Nuclear astrophysics. A FRIB would lead to a better understanding of nuclear astrophysics by creating exotic nuclei that, until now, have existed only in nature’s most spectacular explosion, the supernova. A FRIB would offer new glimpses into the origin of the elements, which are produced mostly in processes very far from nuclear stability and which are barely within reach of present facilities. A FRIB would also probe properties of nuclear matter at extreme neutron richness similar to that found in neutron star crusts.
Fundamental symmetries of nature. Experiments addressing questions of the fundamental symmetries of nature could likewise be conducted at a FRIB through the creation and study of certain exotic isotopes. These nuclei could be important laboratories for basic interactions because aspects of their structure greatly magnify the size of the symmetry-breaking processes being probed. For example, a possible explanation for the observed dominance of matter over antimatter in the universe could be studied in experiments seeking to detect a permanent electric dipole moment in heavy radioactive nuclei.
The committee concluded that nuclear structure and nuclear astrophysics constitute a vital component of the nuclear science portfolio in the United States. Moreover, nuclear-structure-related research provides the scientific basis for important advances in medical research, national security, energy production, and industrial processing. Historically, scientific and technological developments in nuclear science have had extremely broad impact—for example, in the development of nuclear magnetic resonance imaging and the fabrication of more-robust
electronics. Failure to pursue a U.S. FRIB would likely lead to a forfeiture of U.S. leadership in nuclear-structure-related physics and would curtail the training of future U.S. nuclear scientists.
The committee concluded that a U.S. facility for rare-isotope beams of the kind described to it would be complementary to existing and planned international efforts, particularly if based on a heavy-ion linear accelerator. With such a facility, the United States would be a partner among equals in the exploration of the world-leading scientific thrusts listed above.

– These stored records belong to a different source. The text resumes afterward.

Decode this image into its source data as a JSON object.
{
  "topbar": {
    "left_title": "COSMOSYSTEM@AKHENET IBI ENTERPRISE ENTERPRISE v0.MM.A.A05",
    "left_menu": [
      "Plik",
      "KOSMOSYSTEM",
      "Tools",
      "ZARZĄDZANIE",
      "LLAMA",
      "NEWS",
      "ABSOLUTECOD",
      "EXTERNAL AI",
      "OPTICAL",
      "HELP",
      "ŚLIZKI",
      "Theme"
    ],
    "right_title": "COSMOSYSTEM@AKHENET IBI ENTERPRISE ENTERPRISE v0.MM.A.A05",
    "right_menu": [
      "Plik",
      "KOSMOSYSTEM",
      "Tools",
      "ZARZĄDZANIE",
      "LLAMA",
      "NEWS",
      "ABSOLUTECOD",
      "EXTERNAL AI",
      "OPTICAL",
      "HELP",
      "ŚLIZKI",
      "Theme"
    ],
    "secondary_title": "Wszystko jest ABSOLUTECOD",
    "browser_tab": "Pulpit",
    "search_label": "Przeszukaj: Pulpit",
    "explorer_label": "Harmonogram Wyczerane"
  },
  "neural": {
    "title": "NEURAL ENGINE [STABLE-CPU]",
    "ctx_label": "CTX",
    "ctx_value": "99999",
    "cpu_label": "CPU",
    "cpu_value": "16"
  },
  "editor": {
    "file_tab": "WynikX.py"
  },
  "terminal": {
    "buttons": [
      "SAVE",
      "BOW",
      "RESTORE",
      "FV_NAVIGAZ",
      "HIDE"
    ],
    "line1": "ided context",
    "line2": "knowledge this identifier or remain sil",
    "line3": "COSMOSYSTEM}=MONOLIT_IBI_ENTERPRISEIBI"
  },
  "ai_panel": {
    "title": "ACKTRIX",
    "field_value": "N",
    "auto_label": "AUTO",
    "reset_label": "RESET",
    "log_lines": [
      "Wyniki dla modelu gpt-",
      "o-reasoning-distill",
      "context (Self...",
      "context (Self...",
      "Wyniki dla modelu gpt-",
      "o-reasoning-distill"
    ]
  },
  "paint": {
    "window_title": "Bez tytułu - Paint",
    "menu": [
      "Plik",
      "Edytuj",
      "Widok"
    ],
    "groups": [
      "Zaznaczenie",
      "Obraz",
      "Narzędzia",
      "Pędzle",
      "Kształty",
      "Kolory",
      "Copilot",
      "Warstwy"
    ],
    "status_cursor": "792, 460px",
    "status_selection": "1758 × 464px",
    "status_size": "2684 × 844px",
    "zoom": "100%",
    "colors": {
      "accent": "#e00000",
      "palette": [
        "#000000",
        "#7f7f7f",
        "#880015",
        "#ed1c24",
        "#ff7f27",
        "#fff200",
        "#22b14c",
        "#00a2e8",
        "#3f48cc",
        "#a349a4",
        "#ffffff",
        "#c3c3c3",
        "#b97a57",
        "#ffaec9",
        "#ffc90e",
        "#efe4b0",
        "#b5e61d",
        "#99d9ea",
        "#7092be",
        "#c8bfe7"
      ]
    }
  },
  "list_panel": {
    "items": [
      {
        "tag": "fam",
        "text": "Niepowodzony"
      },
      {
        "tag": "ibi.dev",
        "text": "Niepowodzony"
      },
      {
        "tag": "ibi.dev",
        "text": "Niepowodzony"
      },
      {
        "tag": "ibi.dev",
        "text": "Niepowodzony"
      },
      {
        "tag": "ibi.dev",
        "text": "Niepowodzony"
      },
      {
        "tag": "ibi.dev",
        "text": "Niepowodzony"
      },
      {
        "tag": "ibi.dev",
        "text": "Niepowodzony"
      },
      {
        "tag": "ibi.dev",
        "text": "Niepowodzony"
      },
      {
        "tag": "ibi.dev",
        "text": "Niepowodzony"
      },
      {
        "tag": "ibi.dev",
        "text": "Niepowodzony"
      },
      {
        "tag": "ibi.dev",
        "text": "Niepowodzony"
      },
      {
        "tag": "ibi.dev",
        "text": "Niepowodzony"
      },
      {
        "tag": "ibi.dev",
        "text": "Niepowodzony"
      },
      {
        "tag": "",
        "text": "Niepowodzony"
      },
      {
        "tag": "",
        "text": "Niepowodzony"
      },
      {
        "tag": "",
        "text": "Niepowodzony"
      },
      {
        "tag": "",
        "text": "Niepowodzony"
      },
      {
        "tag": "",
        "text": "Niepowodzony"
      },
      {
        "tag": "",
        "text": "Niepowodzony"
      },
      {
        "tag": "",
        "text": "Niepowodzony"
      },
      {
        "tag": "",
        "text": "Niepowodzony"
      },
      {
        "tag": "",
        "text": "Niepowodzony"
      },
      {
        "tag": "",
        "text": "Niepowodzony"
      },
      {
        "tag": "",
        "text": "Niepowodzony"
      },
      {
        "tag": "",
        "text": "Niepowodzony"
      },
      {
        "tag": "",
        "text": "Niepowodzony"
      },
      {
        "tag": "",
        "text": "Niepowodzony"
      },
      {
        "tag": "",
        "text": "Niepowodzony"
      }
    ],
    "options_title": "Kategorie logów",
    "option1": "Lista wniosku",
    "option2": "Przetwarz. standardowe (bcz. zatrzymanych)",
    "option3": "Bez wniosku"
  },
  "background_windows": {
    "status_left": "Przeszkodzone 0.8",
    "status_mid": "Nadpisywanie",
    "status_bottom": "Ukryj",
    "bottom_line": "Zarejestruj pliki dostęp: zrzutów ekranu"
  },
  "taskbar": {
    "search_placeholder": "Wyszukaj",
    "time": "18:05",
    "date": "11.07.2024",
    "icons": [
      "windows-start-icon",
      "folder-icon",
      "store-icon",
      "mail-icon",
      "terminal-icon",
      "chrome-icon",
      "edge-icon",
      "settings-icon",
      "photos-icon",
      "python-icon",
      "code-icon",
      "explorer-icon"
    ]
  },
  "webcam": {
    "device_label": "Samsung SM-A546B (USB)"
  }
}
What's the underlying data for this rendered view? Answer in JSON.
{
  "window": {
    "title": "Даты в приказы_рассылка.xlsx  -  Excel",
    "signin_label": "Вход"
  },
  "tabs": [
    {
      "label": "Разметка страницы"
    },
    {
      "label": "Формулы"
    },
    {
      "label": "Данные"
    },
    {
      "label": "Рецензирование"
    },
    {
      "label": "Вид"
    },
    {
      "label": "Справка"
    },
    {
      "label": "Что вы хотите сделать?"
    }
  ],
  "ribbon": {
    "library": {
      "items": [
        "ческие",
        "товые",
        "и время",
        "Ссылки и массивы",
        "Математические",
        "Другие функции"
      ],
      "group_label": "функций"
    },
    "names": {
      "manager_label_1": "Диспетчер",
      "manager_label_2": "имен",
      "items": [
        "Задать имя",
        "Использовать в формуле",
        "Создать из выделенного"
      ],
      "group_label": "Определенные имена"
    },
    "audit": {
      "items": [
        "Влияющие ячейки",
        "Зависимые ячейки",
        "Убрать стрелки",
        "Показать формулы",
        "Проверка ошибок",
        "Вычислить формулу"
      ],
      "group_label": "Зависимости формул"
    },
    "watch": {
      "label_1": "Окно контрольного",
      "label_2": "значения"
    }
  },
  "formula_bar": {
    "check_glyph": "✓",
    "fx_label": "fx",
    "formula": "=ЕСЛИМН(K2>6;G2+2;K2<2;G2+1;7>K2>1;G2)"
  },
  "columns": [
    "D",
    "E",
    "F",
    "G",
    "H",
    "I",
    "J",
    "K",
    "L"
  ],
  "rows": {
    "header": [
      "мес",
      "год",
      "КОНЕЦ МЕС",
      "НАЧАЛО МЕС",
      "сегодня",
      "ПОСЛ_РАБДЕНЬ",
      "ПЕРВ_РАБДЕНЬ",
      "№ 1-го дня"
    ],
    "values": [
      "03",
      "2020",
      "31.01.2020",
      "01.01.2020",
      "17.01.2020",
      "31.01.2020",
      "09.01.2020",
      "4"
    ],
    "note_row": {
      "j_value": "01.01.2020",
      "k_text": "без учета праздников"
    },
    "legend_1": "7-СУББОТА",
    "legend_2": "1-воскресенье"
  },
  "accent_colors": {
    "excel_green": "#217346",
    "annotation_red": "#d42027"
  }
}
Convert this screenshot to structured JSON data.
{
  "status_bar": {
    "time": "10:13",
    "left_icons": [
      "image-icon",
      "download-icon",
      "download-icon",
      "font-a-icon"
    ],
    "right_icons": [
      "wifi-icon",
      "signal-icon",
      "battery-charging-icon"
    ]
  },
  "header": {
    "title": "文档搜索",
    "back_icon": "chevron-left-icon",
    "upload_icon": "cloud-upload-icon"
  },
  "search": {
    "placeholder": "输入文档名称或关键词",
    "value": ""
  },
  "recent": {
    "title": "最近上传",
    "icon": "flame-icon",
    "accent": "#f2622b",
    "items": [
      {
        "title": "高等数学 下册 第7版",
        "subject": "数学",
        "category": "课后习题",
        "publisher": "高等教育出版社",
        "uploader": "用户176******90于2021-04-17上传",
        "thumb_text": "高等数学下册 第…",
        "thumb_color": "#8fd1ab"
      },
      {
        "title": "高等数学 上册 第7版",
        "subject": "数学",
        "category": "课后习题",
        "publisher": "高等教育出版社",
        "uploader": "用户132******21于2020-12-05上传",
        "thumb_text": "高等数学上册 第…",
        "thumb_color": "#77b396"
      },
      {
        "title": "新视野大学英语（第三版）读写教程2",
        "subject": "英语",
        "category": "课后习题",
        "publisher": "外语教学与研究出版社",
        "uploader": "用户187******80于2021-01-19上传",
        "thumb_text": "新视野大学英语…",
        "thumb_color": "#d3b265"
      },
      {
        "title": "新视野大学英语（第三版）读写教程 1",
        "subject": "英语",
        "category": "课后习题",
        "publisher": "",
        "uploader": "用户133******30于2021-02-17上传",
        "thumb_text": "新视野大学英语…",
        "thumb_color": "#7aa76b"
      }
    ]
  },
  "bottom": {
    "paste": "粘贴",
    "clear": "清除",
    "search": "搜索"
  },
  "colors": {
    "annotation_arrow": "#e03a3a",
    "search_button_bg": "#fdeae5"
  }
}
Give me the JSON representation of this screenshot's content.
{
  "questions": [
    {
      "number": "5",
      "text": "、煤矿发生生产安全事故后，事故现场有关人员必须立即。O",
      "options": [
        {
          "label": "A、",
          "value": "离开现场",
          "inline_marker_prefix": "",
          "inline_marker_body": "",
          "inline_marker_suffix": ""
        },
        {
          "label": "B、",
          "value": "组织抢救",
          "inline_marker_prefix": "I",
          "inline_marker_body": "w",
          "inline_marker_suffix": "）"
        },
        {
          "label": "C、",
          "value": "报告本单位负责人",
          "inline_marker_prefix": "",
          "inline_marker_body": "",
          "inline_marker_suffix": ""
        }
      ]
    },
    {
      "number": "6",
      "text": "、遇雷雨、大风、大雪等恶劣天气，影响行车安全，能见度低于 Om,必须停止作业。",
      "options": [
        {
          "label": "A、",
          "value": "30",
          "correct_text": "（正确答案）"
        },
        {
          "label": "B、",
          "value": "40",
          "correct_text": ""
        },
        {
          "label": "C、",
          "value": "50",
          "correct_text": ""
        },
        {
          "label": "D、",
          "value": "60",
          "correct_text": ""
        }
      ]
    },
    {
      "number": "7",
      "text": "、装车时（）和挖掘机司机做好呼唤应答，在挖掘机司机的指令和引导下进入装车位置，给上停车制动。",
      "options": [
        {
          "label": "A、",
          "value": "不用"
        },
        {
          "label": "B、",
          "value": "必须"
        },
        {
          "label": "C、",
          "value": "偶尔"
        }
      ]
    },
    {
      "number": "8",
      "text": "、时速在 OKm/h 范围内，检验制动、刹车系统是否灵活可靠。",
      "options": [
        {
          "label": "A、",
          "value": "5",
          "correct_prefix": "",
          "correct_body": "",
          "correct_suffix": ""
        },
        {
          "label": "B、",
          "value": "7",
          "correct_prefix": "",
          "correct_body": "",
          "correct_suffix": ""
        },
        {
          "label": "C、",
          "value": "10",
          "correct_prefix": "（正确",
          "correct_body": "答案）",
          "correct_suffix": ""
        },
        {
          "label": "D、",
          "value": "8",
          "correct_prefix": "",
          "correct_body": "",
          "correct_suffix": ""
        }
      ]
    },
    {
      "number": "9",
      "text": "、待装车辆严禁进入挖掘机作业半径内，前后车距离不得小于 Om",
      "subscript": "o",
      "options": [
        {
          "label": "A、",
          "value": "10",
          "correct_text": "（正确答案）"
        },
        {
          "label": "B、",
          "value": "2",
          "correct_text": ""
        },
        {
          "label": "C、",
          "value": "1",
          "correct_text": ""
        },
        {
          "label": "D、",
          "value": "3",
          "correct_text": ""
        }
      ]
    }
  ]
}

The committee concluded that the science addressed by a rare-isotope facility, most likely based on a heavy-ion driver using a linear accelerator, should be a high priority for the United States. The facility for rare-isotope beams envisaged for the United States would provide capabilities, unmatched elsewhere, that would help to provide answers to the key science topics outlined above.